Records drawn from a dataset:
::::

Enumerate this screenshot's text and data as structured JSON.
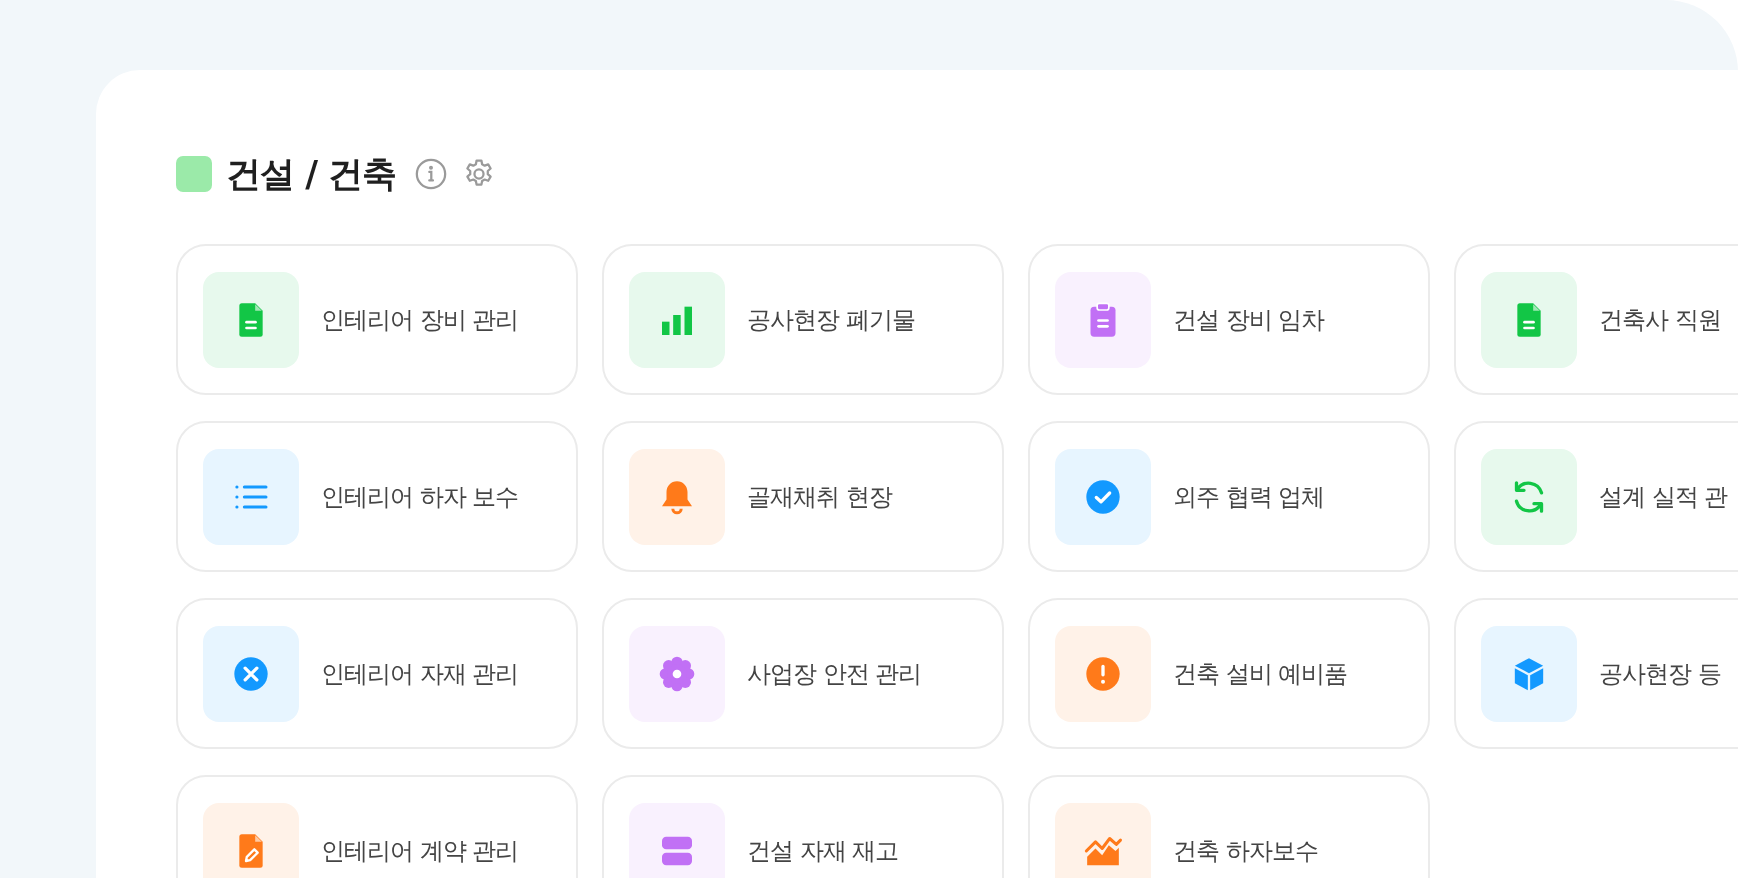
{
  "header": {
    "color": "#9beaa9",
    "title": "건설 / 건축"
  },
  "items": [
    {
      "label": "인테리어 장비 관리",
      "kind": "file",
      "color": "#12c646"
    },
    {
      "label": "공사현장 폐기물",
      "kind": "bars",
      "color": "#12c646"
    },
    {
      "label": "건설 장비 임차",
      "kind": "clipboard",
      "color": "#c170f5"
    },
    {
      "label": "건축사 직원",
      "kind": "file",
      "color": "#12c646"
    },
    {
      "label": "인테리어 하자 보수",
      "kind": "list",
      "color": "#1399ff"
    },
    {
      "label": "골재채취 현장",
      "kind": "bell",
      "color": "#ff7a1a"
    },
    {
      "label": "외주 협력 업체",
      "kind": "check",
      "color": "#1399ff"
    },
    {
      "label": "설계 실적 관",
      "kind": "refresh",
      "color": "#12c646"
    },
    {
      "label": "인테리어 자재 관리",
      "kind": "cross",
      "color": "#1399ff"
    },
    {
      "label": "사업장 안전 관리",
      "kind": "flower",
      "color": "#c170f5"
    },
    {
      "label": "건축 설비 예비품",
      "kind": "alert",
      "color": "#ff7a1a"
    },
    {
      "label": "공사현장 등",
      "kind": "cube",
      "color": "#1399ff"
    },
    {
      "label": "인테리어 계약 관리",
      "kind": "fileedit",
      "color": "#ff7a1a"
    },
    {
      "label": "건설 자재 재고",
      "kind": "stack",
      "color": "#c170f5"
    },
    {
      "label": "건축 하자보수",
      "kind": "area",
      "color": "#ff7a1a"
    }
  ]
}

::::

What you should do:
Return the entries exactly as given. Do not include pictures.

Response area:
Enumerate this screenshot's text and data as structured JSON.
{
  "header": {
    "color": "#9beaa9",
    "title": "건설 / 건축"
  },
  "items": [
    {
      "label": "인테리어 장비 관리",
      "kind": "file",
      "color": "#12c646"
    },
    {
      "label": "공사현장 폐기물",
      "kind": "bars",
      "color": "#12c646"
    },
    {
      "label": "건설 장비 임차",
      "kind": "clipboard",
      "color": "#c170f5"
    },
    {
      "label": "건축사 직원",
      "kind": "file",
      "color": "#12c646"
    },
    {
      "label": "인테리어 하자 보수",
      "kind": "list",
      "color": "#1399ff"
    },
    {
      "label": "골재채취 현장",
      "kind": "bell",
      "color": "#ff7a1a"
    },
    {
      "label": "외주 협력 업체",
      "kind": "check",
      "color": "#1399ff"
    },
    {
      "label": "설계 실적 관",
      "kind": "refresh",
      "color": "#12c646"
    },
    {
      "label": "인테리어 자재 관리",
      "kind": "cross",
      "color": "#1399ff"
    },
    {
      "label": "사업장 안전 관리",
      "kind": "flower",
      "color": "#c170f5"
    },
    {
      "label": "건축 설비 예비품",
      "kind": "alert",
      "color": "#ff7a1a"
    },
    {
      "label": "공사현장 등",
      "kind": "cube",
      "color": "#1399ff"
    },
    {
      "label": "인테리어 계약 관리",
      "kind": "fileedit",
      "color": "#ff7a1a"
    },
    {
      "label": "건설 자재 재고",
      "kind": "stack",
      "color": "#c170f5"
    },
    {
      "label": "건축 하자보수",
      "kind": "area",
      "color": "#ff7a1a"
    }
  ]
}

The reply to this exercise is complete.